How to find an internship abroad – my top 5 tips!
I’m sure you are all knee-deep in revision for term 3 exams (or A-levels if you’re a prospective student) – something I’ll unfortunately have to experience next year as a finalist at Warwick. Thankfully for now I don’t even have to think about revision, as I am one third of the way through my internship in Cologne! While the 9:30 – 6pm lifestyle is challenging to say the least, I’m particularly grateful that (for once in my life) I don’t have any exams or assessments looming over me.
Alas, as promised within my previous blog, I would like to offer my advice for finding an internship abroad. This was undoubtedly the most difficult task I had to go through whilst in Germany, and I would have cherished the advice from someone who had done it all before. I have thus put together my 5 best tips for finding an international work placement and I hope you find them useful.

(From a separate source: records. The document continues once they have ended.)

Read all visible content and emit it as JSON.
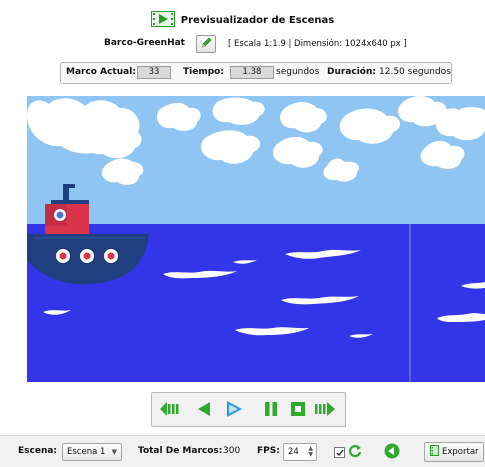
{
  "header": {
    "title": "Previsualizador de Escenas",
    "asset_name": "Barco-GreenHat",
    "scale_info": "[ Escala 1:1.9 | Dimensión: 1024x640 px ]"
  },
  "info": {
    "frame_label": "Marco Actual:",
    "frame_value": "33",
    "time_label": "Tiempo:",
    "time_value": "1.38",
    "time_unit": "segundos",
    "duration_label": "Duración:",
    "duration_value": "12.50 segundos"
  },
  "scene_colors": {
    "sky": "#8ec5f2",
    "sea": "#3236e8",
    "boat_hull": "#1f3f80",
    "cabin": "#d9344a"
  },
  "controls": {
    "icons": [
      "first-frame-icon",
      "step-back-icon",
      "play-icon",
      "pause-icon",
      "stop-icon",
      "last-frame-icon"
    ],
    "accent": "#2eaa2e",
    "play_color": "#2b9cd8"
  },
  "bottom": {
    "scene_label": "Escena:",
    "scene_value": "Escena 1",
    "total_frames_label": "Total De Marcos:",
    "total_frames_value": "300",
    "fps_label": "FPS:",
    "fps_value": "24",
    "export_label": "Exportar"
  }
}
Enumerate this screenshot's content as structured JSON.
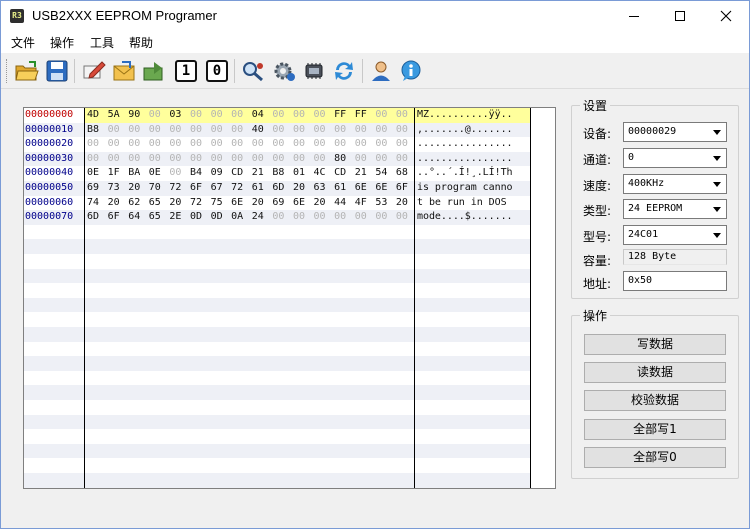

Start early… but not too early!
Similar to finding an internship in the UK, the earlier you start, the more time you have to find a placement that’s right for you. However, this isn’t strictly true for job-hunting abroad, particularly in Europe. From my experience, most internship opportunities were advertised 1-2 months before the placement’s start-date began, which was a very small timeframe when compared to the normal application time for UK companies. To give an example, if you’re looking for an internship to start in february, my best advice would be to begin searching in November/December, as this is when most of the opportunities will become available. I wouldn’t get stressed over applications 6 months in advance, when you could be allocating your time far more effectively!
Network as much as possible
It was through networking that I found my internship here in Cologne. Contacts are your greatest friend when searching for any kind of job, but this was especially the case when I was looking for my placement abroad. It is hard enough already being in a foreign country and trying to find somewhere to work, so you’re going to need all the help you can get. Just by simply mentioning to everyone you meet – "I am looking for an internship here" – you’ll be surprised by how much help they’ll be able to offer you. It was through contacts that a lot of my friends acquired their placements as well, so make sure you broadcast to as many people as possible what you’re looking for, who knows what might come of it!
Use the university careers office
If you’re undertaking a year abroad in the same format as mine – study for one half, work the other – then be sure to check out your university’s career office as soon as you arrive. Not only will they check your CV and cover letters, but they are sure to have a wealth of contacts and advice which will help you in your search. I made it my number one priority to seek out my uni’s career office when I arrived, and they helped me out hugely with finding a placement. Without their careers workshops, I would never had met my contact who eventually secured me my internship – so use them as much as possible.
To quote one of my favourite actors of all time, Will Smith once said "Being realistic is the most commonly travelled road to mediocrity". As much as I love this quote, you do sometimes have to be realistic at certain points in your lifetime – looking for a placement abroad is definitely one of them. As much as I believed in my own ability to speak German in a variety of settings, I was nowhere near good enough to be competing with other German students for positions which required complete fluency in the language. It was after I asked myself "Why on earth would this company hire me?" that I realised I needed to set my sights a bit lower. Small to medium sized companies are far more likely to take interest in you and offer internship opportunities which only require a ‘good’ understanding of the foreign language. So don’t waste your time applying for overly competitive positions at huge corporations, when you’ll find you are far better off applying elsewhere. By all means be ambitious, but smaller companies are likely going to be your best bet.
Make a CV in both languages before going abroad
Having your CV already printed out and saved in two different languages will help you out immensely before you begin searching for a placement abroad. You can immediately take it to the careers office upon your arrival (if you’re studying at a uni) and the earlier you do your CV, the earlier you can begin looking/applying for everything. It saved me a huge amount of time having my CV’s already made before I arrived in Germany, and it will only benefit you too.
So there we have it! Those are my 5 best tips and tricks for finding a work placement abroad and I hope this helps you if you are looking to do the same as what I have done. While it is a stressful and challenging task, it is also extremely rewarding and looks outstanding to all future employers. I’ll see you in my next blog where I hope to document my time at Schloss Dhaun.